Sexual Arousal and Anxiety: the Tale of the Inverted U Curve

Those of you up on your fairy tales may remember the story of Goldilocks and the Three Bears. As Goldilocks samples the porridge, beds, and chairs of the three bears, she pronounces in each instance that one of the items she has tried is "just right."

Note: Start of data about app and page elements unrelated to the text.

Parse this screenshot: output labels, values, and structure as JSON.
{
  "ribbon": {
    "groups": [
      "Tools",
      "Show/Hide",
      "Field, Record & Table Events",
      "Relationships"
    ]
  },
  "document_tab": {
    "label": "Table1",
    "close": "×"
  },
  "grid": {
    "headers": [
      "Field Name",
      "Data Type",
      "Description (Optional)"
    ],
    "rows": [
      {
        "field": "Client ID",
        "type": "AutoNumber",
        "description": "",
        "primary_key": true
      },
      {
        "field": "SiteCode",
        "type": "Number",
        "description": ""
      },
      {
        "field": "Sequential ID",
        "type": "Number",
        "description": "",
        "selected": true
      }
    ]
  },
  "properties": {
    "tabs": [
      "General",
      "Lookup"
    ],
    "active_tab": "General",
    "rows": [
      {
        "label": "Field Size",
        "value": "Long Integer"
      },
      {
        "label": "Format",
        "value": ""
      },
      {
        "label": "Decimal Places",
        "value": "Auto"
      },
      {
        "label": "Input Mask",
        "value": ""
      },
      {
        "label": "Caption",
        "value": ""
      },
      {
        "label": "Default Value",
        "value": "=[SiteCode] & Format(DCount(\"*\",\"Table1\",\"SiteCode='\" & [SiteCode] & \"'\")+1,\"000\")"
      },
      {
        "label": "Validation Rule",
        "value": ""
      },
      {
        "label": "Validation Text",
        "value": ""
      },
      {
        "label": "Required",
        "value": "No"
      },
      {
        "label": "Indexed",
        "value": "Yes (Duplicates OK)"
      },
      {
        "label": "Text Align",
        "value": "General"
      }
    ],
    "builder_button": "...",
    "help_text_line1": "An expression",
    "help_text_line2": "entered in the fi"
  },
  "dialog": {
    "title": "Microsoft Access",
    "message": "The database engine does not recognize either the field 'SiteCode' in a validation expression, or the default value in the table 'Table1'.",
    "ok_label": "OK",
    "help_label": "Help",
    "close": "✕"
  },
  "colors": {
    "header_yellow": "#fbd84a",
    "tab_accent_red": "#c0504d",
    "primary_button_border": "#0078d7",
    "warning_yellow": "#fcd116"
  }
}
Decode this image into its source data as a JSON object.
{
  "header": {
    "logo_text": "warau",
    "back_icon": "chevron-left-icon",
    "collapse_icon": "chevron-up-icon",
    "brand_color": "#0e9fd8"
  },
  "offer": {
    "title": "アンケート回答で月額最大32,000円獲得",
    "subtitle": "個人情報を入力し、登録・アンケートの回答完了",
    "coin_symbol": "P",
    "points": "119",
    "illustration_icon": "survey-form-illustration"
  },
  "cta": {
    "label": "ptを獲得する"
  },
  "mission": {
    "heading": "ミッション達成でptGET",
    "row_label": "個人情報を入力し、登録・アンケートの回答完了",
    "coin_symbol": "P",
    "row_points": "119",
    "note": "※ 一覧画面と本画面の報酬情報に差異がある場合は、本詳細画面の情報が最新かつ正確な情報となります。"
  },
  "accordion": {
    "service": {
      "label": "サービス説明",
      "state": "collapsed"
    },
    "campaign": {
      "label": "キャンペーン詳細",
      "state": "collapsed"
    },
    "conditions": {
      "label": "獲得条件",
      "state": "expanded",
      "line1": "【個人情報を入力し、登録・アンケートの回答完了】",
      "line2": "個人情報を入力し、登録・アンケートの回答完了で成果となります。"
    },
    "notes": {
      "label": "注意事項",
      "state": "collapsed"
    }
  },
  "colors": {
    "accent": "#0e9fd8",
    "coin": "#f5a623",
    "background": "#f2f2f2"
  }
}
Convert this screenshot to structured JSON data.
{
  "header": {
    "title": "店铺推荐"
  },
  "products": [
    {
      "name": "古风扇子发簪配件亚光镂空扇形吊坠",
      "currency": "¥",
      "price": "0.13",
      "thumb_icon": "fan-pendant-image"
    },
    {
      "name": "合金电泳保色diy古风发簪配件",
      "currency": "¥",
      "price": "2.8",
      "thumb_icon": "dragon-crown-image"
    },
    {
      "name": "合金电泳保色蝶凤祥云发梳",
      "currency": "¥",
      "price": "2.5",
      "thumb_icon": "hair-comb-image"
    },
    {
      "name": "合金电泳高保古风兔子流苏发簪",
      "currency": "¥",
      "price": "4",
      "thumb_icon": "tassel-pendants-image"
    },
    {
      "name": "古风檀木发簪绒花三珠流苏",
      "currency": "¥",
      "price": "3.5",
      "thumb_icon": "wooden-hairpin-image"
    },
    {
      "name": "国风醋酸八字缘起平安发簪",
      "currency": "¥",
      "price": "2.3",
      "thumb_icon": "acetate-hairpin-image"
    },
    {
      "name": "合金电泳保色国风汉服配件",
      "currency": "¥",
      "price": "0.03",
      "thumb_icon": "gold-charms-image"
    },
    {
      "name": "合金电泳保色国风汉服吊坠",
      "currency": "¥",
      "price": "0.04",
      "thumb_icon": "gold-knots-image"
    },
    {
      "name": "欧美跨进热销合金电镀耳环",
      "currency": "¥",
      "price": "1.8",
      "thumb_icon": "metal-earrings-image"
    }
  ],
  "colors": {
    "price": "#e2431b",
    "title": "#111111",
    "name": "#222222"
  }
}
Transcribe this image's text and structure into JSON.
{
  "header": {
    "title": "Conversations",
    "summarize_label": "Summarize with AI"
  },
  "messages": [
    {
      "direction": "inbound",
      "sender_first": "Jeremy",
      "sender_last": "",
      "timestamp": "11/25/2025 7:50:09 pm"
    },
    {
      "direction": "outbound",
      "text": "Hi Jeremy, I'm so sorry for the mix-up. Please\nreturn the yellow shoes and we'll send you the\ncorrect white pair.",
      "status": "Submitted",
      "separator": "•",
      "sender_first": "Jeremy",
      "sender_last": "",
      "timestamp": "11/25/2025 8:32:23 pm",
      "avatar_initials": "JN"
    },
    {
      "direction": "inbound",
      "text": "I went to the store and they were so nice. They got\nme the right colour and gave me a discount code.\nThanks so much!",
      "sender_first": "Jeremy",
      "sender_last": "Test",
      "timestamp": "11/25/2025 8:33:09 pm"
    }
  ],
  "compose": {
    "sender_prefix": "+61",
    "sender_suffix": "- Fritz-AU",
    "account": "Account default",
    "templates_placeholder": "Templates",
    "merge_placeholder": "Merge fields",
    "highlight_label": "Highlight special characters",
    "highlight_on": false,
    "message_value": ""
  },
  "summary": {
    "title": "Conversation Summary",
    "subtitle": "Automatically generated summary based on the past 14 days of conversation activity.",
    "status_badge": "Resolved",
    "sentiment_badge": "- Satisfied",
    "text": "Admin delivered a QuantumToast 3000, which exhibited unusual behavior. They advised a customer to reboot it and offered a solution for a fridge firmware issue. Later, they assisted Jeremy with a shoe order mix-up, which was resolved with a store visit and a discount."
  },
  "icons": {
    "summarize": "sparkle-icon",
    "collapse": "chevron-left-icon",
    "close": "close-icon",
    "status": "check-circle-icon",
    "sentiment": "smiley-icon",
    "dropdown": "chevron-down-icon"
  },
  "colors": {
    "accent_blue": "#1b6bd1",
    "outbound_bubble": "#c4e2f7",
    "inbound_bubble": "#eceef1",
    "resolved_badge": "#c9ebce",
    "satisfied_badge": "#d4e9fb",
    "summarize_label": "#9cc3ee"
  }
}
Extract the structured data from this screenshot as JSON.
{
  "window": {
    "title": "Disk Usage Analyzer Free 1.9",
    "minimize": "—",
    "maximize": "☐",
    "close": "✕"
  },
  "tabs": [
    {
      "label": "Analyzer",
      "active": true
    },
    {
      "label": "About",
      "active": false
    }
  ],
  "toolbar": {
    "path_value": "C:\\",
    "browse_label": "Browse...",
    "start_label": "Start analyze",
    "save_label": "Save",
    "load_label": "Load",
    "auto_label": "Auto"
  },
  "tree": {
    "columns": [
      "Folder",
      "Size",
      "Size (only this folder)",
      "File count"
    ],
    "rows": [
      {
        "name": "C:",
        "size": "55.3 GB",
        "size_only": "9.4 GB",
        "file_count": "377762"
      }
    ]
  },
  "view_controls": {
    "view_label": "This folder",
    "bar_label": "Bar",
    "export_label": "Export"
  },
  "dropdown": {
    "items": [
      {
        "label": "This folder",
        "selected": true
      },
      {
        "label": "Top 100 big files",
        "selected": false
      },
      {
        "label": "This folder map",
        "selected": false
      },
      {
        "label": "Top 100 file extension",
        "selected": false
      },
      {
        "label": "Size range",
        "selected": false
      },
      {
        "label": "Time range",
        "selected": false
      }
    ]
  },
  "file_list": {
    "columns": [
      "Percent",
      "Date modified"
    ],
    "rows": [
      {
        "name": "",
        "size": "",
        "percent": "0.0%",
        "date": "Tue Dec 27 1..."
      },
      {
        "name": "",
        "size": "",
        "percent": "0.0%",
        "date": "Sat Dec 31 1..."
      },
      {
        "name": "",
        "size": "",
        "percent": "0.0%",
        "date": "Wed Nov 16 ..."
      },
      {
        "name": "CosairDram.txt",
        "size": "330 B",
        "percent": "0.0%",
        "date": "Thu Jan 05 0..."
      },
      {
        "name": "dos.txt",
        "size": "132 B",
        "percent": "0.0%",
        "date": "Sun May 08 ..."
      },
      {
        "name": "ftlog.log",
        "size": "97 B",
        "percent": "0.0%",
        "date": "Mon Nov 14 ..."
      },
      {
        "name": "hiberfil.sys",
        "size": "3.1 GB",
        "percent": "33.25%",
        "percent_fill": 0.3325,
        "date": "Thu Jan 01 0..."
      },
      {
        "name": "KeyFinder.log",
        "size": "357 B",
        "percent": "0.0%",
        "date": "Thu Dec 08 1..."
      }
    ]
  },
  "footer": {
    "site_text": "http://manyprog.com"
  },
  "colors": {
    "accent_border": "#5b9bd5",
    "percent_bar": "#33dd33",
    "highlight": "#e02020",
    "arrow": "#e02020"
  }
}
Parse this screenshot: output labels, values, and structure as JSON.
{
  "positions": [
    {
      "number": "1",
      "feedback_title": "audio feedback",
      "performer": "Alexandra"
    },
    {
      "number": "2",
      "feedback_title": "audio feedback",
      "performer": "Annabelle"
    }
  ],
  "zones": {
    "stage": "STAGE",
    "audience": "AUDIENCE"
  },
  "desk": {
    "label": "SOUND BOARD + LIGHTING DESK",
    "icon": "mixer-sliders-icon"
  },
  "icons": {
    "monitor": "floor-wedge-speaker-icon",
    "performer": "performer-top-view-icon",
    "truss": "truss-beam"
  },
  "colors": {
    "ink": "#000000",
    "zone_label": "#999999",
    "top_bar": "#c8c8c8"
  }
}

The relationship between sexual arousal and anxiety (or risk) is similar. At intense levels, anxiety is the enemy of sexual arousal, disabling the sexual components of the autonomic nervous system and overriding cortical pleasure centers. It's difficult, if not impossible, to be sexually excited and terrified at the same time. At the other extreme, if there is no risk at all, it's often difficult for some people to become sexually aroused or excited. The inverted U curve is an excellent representation of the relationship between anxiety and sexual arousal and suggests that average levels of anxiety or risk create an environment for optimal sexual excitement. Too little risk, no sexual excitement; too much risk, sexual excitement is suppressed.

This risk-arousal relationship explains why some couples who've been married for years suddenly decide to drive out to Lovers' Lane and have sex in the family Buick, like they did when they were teenagers. Others join the Mile High Club and have sex in airplanes, while still others have sex where and when they might be discovered to enhance the risk and thereby increase sexual excitement.

Predictability and sameness in one's sexual scenarios equals boredom and lack of sexual excitement, just as high-risk encounters can suppress sexual expression. Ideally, sexual encounters involve some mystery and something of the unknown (which implies risk), even if the risk is only symbolic in nature.

Stay in the ideal middle of the inverted U curve and experience a more exciting sex life.